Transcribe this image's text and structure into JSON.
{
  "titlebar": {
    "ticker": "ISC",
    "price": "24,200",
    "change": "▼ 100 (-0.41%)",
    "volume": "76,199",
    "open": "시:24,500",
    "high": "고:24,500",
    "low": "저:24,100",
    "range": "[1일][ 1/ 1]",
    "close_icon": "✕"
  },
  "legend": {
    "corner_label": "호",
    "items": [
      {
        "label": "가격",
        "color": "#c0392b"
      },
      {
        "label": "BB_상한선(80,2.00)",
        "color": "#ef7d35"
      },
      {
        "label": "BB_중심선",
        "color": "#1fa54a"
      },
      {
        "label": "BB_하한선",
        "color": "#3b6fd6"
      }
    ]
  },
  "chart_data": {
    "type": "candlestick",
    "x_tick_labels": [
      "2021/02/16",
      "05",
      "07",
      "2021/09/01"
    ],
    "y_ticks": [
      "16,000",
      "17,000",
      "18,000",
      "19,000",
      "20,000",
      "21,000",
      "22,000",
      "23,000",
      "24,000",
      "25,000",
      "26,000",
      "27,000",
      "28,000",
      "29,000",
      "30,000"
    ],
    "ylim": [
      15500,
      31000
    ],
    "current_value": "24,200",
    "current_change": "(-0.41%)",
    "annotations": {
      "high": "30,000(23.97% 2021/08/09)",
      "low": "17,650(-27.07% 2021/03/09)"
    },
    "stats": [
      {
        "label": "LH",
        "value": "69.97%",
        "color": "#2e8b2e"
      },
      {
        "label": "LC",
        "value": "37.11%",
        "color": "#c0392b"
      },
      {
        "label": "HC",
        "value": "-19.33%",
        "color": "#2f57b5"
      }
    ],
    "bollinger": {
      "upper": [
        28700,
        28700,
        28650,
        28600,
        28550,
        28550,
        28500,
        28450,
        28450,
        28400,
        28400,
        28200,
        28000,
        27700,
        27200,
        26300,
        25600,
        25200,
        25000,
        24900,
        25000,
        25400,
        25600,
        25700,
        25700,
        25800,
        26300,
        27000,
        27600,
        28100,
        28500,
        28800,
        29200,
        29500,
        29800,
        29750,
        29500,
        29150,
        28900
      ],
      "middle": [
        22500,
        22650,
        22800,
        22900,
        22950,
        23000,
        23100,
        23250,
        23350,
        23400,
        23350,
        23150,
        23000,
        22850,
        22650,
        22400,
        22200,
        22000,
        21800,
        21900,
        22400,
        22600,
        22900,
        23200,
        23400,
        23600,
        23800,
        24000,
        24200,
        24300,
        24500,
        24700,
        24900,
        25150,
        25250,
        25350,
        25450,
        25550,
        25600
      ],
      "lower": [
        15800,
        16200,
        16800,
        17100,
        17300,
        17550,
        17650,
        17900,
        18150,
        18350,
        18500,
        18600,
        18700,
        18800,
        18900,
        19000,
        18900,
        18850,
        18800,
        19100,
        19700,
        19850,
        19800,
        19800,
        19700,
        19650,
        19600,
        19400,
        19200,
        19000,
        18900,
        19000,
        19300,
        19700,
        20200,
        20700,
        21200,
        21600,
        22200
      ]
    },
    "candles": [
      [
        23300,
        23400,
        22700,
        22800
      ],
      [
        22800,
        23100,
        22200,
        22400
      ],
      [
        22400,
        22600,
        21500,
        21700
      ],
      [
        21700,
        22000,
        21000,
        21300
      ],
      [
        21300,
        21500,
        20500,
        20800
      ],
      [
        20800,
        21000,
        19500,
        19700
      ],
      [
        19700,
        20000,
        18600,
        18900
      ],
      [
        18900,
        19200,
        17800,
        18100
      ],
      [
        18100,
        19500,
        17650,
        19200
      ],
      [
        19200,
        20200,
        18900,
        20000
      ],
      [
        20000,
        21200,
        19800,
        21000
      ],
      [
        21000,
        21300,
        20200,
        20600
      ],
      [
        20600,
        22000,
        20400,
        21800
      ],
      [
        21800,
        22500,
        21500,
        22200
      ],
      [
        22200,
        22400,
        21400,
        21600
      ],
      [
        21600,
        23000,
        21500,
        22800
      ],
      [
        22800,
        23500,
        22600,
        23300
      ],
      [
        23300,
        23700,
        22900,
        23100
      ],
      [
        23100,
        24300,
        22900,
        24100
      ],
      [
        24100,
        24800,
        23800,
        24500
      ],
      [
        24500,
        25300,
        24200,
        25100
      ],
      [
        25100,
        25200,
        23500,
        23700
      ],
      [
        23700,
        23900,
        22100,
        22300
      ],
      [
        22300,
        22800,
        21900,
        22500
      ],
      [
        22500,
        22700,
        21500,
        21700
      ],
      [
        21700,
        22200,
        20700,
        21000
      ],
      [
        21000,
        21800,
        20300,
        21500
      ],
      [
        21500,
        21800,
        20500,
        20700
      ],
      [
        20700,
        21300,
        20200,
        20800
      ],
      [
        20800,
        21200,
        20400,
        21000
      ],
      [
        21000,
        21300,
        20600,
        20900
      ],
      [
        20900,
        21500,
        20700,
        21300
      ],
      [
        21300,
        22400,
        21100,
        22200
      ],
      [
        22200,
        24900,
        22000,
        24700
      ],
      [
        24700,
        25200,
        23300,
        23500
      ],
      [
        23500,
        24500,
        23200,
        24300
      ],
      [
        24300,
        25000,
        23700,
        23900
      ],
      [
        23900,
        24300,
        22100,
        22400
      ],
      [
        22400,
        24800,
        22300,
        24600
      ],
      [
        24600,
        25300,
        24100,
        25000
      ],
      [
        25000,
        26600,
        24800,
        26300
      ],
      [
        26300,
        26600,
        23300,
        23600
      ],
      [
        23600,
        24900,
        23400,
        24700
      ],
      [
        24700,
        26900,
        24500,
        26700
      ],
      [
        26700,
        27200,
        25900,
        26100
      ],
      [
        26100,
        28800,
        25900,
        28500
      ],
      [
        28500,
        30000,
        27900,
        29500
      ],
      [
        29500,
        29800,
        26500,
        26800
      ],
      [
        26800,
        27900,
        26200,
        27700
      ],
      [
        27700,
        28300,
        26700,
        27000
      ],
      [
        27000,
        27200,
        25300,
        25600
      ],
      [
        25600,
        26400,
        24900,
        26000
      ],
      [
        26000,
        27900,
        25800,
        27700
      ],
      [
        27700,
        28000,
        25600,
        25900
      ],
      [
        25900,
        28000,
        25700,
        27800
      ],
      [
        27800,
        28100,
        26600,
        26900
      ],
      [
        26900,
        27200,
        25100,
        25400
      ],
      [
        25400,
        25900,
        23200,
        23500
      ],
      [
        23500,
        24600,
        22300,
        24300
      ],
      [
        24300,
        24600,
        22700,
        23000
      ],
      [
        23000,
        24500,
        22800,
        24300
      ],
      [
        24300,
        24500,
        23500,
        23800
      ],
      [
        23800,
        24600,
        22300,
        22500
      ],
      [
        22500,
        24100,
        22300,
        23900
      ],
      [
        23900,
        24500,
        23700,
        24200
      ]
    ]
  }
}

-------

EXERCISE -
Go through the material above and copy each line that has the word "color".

SOLUTION -
        "color": "#c0392b"
        "color": "#ef7d35"
        "color": "#1fa54a"
        "color": "#3b6fd6"
        "color": "#2e8b2e"
        "color": "#c0392b"
        "color": "#2f57b5"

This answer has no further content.